Radical Enlightenment is a set of basic principles that can be summed up concisely as: democracy; racial and sexual equality; individual liberty of lifestyle; full freedom of thought, expression, and the press; eradication of religious authority from the legislative process and education; and full separation of church and state. It sees the purpose of the state as being the wholly secular one of promoting the worldly interests of the majority and preventing vested minority interests from capturing control of the legislative process. Its chief maxim is that all men have the same basic needs, rights, and status irrespective of what they believe or what religious, economic, or ethnic group they belong to, and that consequently all ought to be treated alike, on the basis of equity, whether black or white, male or female, religious or nonreligious, and that all deserve to have their personal interests and aspirations equally respected by law and government. Its universalism lies in its claim that all men have the same right to pursue happiness in their own way, and think and say whatever they see fit, and no one, including those who convince others they are divinely chosen to be their masters, rulers, or spiritual guides, is justified in denying or hindering others in the enjoyment of rights that pertain to all men and women equally.

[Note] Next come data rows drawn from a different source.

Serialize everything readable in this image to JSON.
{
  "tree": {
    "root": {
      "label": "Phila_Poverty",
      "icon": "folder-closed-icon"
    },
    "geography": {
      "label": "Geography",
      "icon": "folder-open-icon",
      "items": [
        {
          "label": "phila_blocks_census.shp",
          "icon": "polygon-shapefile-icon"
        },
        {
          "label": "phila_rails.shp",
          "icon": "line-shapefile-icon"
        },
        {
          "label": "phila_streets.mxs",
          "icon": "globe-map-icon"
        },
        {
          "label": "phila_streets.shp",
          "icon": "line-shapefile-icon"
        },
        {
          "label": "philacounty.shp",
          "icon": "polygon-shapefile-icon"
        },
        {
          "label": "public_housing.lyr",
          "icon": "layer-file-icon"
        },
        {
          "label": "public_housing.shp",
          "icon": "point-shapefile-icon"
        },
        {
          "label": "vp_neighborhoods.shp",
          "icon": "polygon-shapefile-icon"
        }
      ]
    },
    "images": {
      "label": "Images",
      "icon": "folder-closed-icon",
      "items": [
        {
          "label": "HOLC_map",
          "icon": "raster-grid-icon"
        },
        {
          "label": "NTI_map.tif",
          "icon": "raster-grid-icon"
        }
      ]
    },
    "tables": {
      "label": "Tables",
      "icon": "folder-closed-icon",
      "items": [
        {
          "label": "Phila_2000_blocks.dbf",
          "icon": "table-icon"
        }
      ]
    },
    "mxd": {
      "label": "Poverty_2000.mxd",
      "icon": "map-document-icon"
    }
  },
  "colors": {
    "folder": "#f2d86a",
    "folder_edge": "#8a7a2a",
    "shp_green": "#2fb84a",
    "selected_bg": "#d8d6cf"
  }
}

– Jonathan Israel, A Revolution of the Mind
Think about it, read those words again a second, maybe even a third time. Then ask yourself this: What is at stake in this enlightenment project? Reason, universalism, and emancipation. The Age of the Enlightenment spawned our modern world, and still effects us with its contagious ideas on equality, liberty, race, gender issues, and, most of all the right to certain inalienable rights based on natural law. Yet, under the veneer, the surface of our histories is that other tradition, the darker modernity that some call the Counter-Enlightenment. Yet it is much more than a counter it is a deadly enemy, so needs a more forceful appellation: the Anti-Enlightenment. Some may well ask: Were there two modernities? A Radical and a Reactionary path to the modern world? And, are we still playing out the dark political history of this ancient battle? As we think through the issues surrounding modernism we should ask ourselves a simple question: Which modernity – the Enlightenment model or the Anti-Enlightenment model? There seems to be a confusion as to which modernity is more viable in our world today. The choice is before us, shall we side with the radical philosophes of the original Enlightenment; or, with their foes of the Anti-Enlightenment? For me the choice is clear: the tradition of the radical party of the Enlightenment traditions holds for me the only viable path forward as we think through issues of modernity and the politics it spawned. But why has the other modernity, the Anti-Enlightenment tradition displace the original Enlightenment project, how did it attain such an insidious hold over our world and spawn the neoliberal worldview? First we need an understand of just what the Enlightenment is, but more than that we need a better understanding of its enemies, the Anti-Enlightenment tradition which has for two hundred years from the time of Herder and Burke maligned both the philosophes and their ideas of reason, universalism, and emancipation.
If one could choose only three texts to typify the Radical Enlightenment which ones would you choose? For me it would be simple: John Locke’s Second Treatise of Government, Immanuel Kant’s Reply to the Question: What is Enlightenment?, and Jacques Rousseau’s Discourse on the Origin of Inequality: each a refinement of the central dictum of the Enlightenment – the liberation or emancipation of men and women everywhere. Yet, it would be such revolutionaries as Robespierre and the Jacobins’s who would castigate the original radical enlightenment philosophes complaining that the “modern philosophy” opposes “feeling,” and especially the sentiments of the ordinary person. Here, ironically, Robespierre’s Jacobinism closely converged with royalist Counter-Enlightenment ideology, both propagating the myth of the Enlightenment as a coldly clinical, unfeeling machine of rational ideas, brutalizing natural sentiment and destroying instead of furthering what is best in human life. This allegation was taken up internationally and became a stock theme of British attacks on the “modern philosophers” in the 1790s.1